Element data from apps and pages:
-- Opening Marker --
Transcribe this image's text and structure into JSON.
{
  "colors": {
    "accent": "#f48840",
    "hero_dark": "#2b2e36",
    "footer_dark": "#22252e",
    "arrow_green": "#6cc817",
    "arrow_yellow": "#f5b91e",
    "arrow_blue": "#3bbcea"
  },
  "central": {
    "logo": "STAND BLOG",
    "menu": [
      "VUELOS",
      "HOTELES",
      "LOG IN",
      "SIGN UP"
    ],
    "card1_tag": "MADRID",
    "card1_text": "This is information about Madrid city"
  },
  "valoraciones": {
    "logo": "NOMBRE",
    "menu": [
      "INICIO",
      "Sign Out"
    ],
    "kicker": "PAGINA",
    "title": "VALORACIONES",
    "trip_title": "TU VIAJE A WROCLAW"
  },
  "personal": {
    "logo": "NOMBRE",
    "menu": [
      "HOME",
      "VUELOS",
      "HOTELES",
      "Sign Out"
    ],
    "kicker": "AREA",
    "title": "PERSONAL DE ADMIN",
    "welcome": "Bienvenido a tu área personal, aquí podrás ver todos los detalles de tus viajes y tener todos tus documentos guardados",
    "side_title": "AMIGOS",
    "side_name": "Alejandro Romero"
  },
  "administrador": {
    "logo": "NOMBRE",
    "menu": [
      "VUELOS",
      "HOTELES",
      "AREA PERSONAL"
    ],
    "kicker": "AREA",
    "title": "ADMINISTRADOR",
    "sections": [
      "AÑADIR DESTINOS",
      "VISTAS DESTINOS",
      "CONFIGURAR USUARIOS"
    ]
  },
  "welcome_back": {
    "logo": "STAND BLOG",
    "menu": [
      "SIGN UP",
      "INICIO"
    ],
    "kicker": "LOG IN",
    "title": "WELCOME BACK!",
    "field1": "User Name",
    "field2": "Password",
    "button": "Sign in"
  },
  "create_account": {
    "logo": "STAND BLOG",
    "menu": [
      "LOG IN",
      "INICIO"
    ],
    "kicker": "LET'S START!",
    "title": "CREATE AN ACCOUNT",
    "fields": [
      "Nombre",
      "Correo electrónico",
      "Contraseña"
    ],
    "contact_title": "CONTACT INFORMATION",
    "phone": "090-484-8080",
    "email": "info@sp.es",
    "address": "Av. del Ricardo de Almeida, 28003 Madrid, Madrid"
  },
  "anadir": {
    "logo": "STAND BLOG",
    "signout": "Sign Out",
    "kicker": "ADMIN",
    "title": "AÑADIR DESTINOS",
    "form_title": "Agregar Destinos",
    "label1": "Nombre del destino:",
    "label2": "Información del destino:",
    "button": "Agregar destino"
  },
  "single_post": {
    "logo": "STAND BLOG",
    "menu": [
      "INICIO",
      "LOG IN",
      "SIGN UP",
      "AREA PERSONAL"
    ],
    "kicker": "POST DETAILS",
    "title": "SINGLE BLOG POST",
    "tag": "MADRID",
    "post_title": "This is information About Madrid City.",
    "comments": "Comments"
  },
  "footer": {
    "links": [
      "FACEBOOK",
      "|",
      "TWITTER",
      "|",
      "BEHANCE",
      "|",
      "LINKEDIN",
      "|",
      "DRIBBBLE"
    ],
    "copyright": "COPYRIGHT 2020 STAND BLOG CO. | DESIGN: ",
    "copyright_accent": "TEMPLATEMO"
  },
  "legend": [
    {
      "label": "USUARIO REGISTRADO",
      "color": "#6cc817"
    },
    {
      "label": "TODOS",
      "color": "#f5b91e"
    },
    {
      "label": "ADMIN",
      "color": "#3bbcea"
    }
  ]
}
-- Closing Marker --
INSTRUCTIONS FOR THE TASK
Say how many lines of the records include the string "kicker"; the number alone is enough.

RESULT OF THIS EXERCISE
7